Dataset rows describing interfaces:
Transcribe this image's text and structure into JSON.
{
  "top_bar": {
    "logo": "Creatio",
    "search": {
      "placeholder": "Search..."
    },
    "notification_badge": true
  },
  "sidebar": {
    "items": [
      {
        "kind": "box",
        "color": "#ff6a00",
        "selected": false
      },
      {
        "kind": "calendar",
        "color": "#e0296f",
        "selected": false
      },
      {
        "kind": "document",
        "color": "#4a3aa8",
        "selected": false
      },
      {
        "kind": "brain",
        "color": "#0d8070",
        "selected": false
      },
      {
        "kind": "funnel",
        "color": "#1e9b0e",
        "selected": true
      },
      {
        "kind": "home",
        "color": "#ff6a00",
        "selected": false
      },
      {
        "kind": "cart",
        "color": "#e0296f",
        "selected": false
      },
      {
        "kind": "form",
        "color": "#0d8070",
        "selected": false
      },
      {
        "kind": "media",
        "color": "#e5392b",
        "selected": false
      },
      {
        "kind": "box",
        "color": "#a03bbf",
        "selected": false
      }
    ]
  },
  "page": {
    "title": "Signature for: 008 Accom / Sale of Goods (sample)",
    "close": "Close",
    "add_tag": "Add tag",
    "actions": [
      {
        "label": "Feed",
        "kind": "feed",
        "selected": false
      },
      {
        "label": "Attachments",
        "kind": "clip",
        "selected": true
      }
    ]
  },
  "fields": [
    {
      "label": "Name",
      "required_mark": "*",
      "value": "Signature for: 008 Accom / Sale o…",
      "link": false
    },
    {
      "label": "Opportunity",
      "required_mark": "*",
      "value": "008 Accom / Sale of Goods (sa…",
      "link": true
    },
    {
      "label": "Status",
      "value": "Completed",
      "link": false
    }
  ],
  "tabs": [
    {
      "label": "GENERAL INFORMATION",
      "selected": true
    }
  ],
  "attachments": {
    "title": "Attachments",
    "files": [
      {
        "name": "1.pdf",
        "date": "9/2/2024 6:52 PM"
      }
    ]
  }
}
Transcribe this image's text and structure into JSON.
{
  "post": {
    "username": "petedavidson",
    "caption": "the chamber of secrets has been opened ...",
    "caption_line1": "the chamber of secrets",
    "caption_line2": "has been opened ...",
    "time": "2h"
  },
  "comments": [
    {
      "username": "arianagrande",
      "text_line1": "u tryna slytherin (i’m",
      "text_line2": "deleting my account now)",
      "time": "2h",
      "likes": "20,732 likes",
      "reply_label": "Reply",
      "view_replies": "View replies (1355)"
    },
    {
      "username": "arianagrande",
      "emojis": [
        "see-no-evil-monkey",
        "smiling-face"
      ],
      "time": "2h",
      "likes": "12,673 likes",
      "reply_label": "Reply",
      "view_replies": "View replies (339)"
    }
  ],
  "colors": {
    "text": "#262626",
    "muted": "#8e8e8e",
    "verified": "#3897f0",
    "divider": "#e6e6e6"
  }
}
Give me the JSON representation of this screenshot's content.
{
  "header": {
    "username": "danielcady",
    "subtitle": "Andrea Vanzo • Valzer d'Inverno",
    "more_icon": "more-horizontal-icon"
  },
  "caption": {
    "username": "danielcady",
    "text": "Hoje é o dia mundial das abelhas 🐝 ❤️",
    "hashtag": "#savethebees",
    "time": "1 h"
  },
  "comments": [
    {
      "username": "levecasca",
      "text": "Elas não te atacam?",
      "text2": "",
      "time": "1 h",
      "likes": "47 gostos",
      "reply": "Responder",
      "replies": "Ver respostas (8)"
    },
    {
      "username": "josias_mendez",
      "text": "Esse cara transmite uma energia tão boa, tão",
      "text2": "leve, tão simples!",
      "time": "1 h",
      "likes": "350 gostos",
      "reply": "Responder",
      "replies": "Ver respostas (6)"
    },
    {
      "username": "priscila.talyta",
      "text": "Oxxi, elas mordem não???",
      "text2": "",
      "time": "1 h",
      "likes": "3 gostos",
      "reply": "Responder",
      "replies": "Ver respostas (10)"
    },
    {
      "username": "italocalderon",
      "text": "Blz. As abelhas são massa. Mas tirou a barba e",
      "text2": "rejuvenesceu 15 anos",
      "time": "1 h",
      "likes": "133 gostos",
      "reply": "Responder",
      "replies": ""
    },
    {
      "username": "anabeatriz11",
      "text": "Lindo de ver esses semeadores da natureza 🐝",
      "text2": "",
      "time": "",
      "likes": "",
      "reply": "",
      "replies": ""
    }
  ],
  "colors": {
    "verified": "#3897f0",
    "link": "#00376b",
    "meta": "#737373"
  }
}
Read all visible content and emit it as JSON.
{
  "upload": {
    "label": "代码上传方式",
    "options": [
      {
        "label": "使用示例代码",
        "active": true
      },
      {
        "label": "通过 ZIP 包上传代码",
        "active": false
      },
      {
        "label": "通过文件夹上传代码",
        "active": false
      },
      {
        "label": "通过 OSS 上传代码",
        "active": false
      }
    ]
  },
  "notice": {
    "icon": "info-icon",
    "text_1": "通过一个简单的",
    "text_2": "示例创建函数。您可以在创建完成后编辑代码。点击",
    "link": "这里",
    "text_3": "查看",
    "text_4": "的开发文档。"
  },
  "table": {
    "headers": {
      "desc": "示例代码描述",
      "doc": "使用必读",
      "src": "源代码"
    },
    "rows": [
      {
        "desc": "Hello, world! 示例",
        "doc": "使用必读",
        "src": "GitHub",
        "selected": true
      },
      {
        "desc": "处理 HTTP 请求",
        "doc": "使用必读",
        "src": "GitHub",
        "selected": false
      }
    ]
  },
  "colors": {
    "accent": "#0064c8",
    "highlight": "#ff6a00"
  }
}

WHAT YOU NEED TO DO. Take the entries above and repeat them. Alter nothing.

RESULT OF THIS TASK.
Transcribe this image's text and structure into JSON.
{
  "top_bar": {
    "logo": "Creatio",
    "search": {
      "placeholder": "Search..."
    },
    "notification_badge": true
  },
  "sidebar": {
    "items": [
      {
        "kind": "box",
        "color": "#ff6a00",
        "selected": false
      },
      {
        "kind": "calendar",
        "color": "#e0296f",
        "selected": false
      },
      {
        "kind": "document",
        "color": "#4a3aa8",
        "selected": false
      },
      {
        "kind": "brain",
        "color": "#0d8070",
        "selected": false
      },
      {
        "kind": "funnel",
        "color": "#1e9b0e",
        "selected": true
      },
      {
        "kind": "home",
        "color": "#ff6a00",
        "selected": false
      },
      {
        "kind": "cart",
        "color": "#e0296f",
        "selected": false
      },
      {
        "kind": "form",
        "color": "#0d8070",
        "selected": false
      },
      {
        "kind": "media",
        "color": "#e5392b",
        "selected": false
      },
      {
        "kind": "box",
        "color": "#a03bbf",
        "selected": false
      }
    ]
  },
  "page": {
    "title": "Signature for: 008 Accom / Sale of Goods (sample)",
    "close": "Close",
    "add_tag": "Add tag",
    "actions": [
      {
        "label": "Feed",
        "kind": "feed",
        "selected": false
      },
      {
        "label": "Attachments",
        "kind": "clip",
        "selected": true
      }
    ]
  },
  "fields": [
    {
      "label": "Name",
      "required_mark": "*",
      "value": "Signature for: 008 Accom / Sale o…",
      "link": false
    },
    {
      "label": "Opportunity",
      "required_mark": "*",
      "value": "008 Accom / Sale of Goods (sa…",
      "link": true
    },
    {
      "label": "Status",
      "value": "Completed",
      "link": false
    }
  ],
  "tabs": [
    {
      "label": "GENERAL INFORMATION",
      "selected": true
    }
  ],
  "attachments": {
    "title": "Attachments",
    "files": [
      {
        "name": "1.pdf",
        "date": "9/2/2024 6:52 PM"
      }
    ]
  }
}
Transcribe this image's text and structure into JSON.
{
  "post": {
    "username": "petedavidson",
    "caption": "the chamber of secrets has been opened ...",
    "caption_line1": "the chamber of secrets",
    "caption_line2": "has been opened ...",
    "time": "2h"
  },
  "comments": [
    {
      "username": "arianagrande",
      "text_line1": "u tryna slytherin (i’m",
      "text_line2": "deleting my account now)",
      "time": "2h",
      "likes": "20,732 likes",
      "reply_label": "Reply",
      "view_replies": "View replies (1355)"
    },
    {
      "username": "arianagrande",
      "emojis": [
        "see-no-evil-monkey",
        "smiling-face"
      ],
      "time": "2h",
      "likes": "12,673 likes",
      "reply_label": "Reply",
      "view_replies": "View replies (339)"
    }
  ],
  "colors": {
    "text": "#262626",
    "muted": "#8e8e8e",
    "verified": "#3897f0",
    "divider": "#e6e6e6"
  }
}
Give me the JSON representation of this screenshot's content.
{
  "header": {
    "username": "danielcady",
    "subtitle": "Andrea Vanzo • Valzer d'Inverno",
    "more_icon": "more-horizontal-icon"
  },
  "caption": {
    "username": "danielcady",
    "text": "Hoje é o dia mundial das abelhas 🐝 ❤️",
    "hashtag": "#savethebees",
    "time": "1 h"
  },
  "comments": [
    {
      "username": "levecasca",
      "text": "Elas não te atacam?",
      "text2": "",
      "time": "1 h",
      "likes": "47 gostos",
      "reply": "Responder",
      "replies": "Ver respostas (8)"
    },
    {
      "username": "josias_mendez",
      "text": "Esse cara transmite uma energia tão boa, tão",
      "text2": "leve, tão simples!",
      "time": "1 h",
      "likes": "350 gostos",
      "reply": "Responder",
      "replies": "Ver respostas (6)"
    },
    {
      "username": "priscila.talyta",
      "text": "Oxxi, elas mordem não???",
      "text2": "",
      "time": "1 h",
      "likes": "3 gostos",
      "reply": "Responder",
      "replies": "Ver respostas (10)"
    },
    {
      "username": "italocalderon",
      "text": "Blz. As abelhas são massa. Mas tirou a barba e",
      "text2": "rejuvenesceu 15 anos",
      "time": "1 h",
      "likes": "133 gostos",
      "reply": "Responder",
      "replies": ""
    },
    {
      "username": "anabeatriz11",
      "text": "Lindo de ver esses semeadores da natureza 🐝",
      "text2": "",
      "time": "",
      "likes": "",
      "reply": "",
      "replies": ""
    }
  ],
  "colors": {
    "verified": "#3897f0",
    "link": "#00376b",
    "meta": "#737373"
  }
}
Read all visible content and emit it as JSON.
{
  "upload": {
    "label": "代码上传方式",
    "options": [
      {
        "label": "使用示例代码",
        "active": true
      },
      {
        "label": "通过 ZIP 包上传代码",
        "active": false
      },
      {
        "label": "通过文件夹上传代码",
        "active": false
      },
      {
        "label": "通过 OSS 上传代码",
        "active": false
      }
    ]
  },
  "notice": {
    "icon": "info-icon",
    "text_1": "通过一个简单的",
    "text_2": "示例创建函数。您可以在创建完成后编辑代码。点击",
    "link": "这里",
    "text_3": "查看",
    "text_4": "的开发文档。"
  },
  "table": {
    "headers": {
      "desc": "示例代码描述",
      "doc": "使用必读",
      "src": "源代码"
    },
    "rows": [
      {
        "desc": "Hello, world! 示例",
        "doc": "使用必读",
        "src": "GitHub",
        "selected": true
      },
      {
        "desc": "处理 HTTP 请求",
        "doc": "使用必读",
        "src": "GitHub",
        "selected": false
      }
    ]
  },
  "colors": {
    "accent": "#0064c8",
    "highlight": "#ff6a00"
  }
}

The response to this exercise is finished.